I find myself being pretty annoying as a project publishes and asking a lot of questions. When somebody publishes, I think that I typically have like, sort of a basic set of, excuse me, metrics that I'm asking about. And I asked the participants, what they think was a big win, what they what sort of impacts they think it is, I think there are so many ways to measure impact, right? There are like anecdotes, or people saying, like someone in the community saying, I learned something or my life got better because of this project. There are like, we had 10 million page views of that story. And I think it's really important to ask the partner what metrics are important to them with that project, what their goals had been with the project, and then how they did with it. But I think your question might be, how do you get people to respond?
I think My bigger question is our collaboration is, we have a lot of participants who are hyperlocal, or Canadian media outlets who are one person kind of ragtag teams. Yeah. And they often tell us that, well, we don't really have the bandwidth to track impact, but we're producing an impact report. So eventually, we will like need that. So kind of how how do you navigate that? We also acknowledging your own bandwidth?
i Yes, I think you have to make a commitment to the time of having like a bigger conversation with somebody and draw it out. For me, when somebody says they don't have the bandwidth to track it, maybe they're not sure what they should be tracking. And they just need to have a bigger conversation and sort of understand what their goals may have been. But I think you have to give yourself a lot of space to do that, because that's a lot of work. Thank you. We'll give you the space Beatrice.
Hi, thank you. I'm Heather with the Great Salt Lake collaborative in Utah. And I was really excited to hear what you were saying about working with your audiences, collaborators. And I wondered if you could give more examples, like I love the high school journalism example. But do you like share your data with the audience 12 weeks in advance like you do with your media partners, or how can you talk about that part?

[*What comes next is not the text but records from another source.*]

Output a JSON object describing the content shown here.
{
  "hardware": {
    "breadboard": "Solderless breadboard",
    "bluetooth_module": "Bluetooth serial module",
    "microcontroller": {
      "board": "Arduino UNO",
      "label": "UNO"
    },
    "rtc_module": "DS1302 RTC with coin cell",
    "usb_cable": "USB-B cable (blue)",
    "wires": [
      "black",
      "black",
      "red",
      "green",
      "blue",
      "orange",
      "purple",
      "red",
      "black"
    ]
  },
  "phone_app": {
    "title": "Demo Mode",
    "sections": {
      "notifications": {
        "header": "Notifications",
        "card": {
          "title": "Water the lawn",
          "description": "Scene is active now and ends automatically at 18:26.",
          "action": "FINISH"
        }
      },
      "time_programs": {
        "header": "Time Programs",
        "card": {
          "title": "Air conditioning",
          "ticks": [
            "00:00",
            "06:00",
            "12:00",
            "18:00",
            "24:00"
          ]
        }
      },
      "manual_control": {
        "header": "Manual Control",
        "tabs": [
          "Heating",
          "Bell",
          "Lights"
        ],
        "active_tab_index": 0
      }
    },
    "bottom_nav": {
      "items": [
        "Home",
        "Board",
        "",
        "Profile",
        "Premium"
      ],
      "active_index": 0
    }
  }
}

I think when I think about having our audiences collaborators as the live events that we do, and how they shape that, and so Oh, an example is the art we did a US postal worker story about wage theft. And that was a really popular story for us. And we decided to do like a virtual event for that. And the folks who helped shape the live event were like the audience who is reading and so we put out questionnaires to to ask them what topics they wanted to hear about, we invited a US postal worker to be on who had read the story to be on the panel. And so when I think about audiences, collaborators, for me, and my experience has been, like the events that we've done that that has been really impactful.

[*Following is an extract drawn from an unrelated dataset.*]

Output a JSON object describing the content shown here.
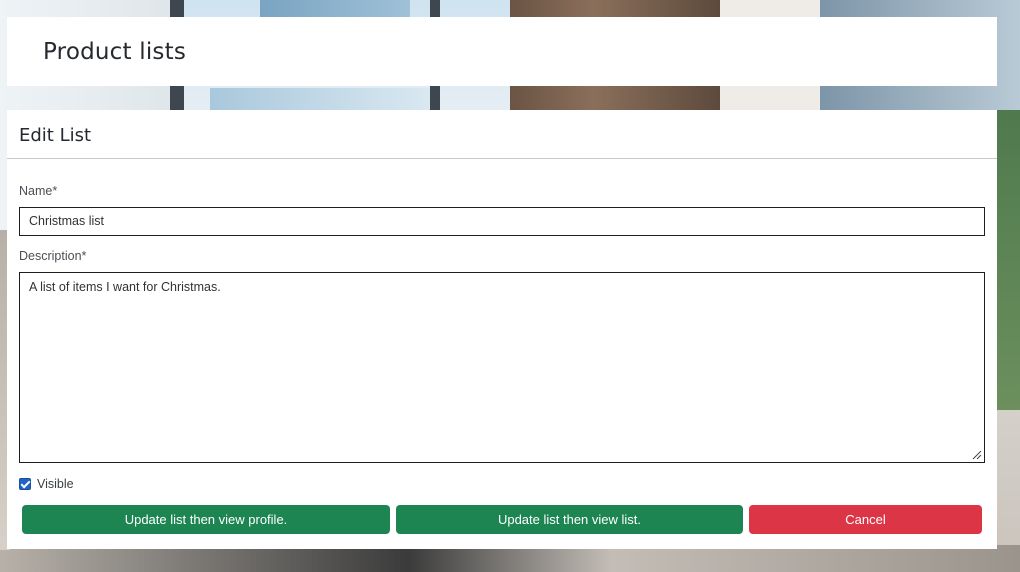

We're also in the process of building some toolkits for anyone, not just like reporter brain, toolkits, but toolkits for communities to take our data, our information and advocate advocate kind of or go, like, get the information that they're seeking. We one thing that Ashley and I talked about recently is like, everybody is sort of a journalist like in the whole, like planet, right? Everybody has their own story to tell and needs information and seek set is something we're working on to is the idea of building those kits for anyone.
Awesome. So Ashley, tell us a joke. Yes. Man, I was hoping we would run out of time. This clock in front of me as I know. You guys see me out and about in DC and we're at a bar and want to buy me a drink. You might get like, like a sneak peek of what I've been workshop about that. All right. Thank you, Lisa. Thank you, Ashley. So much.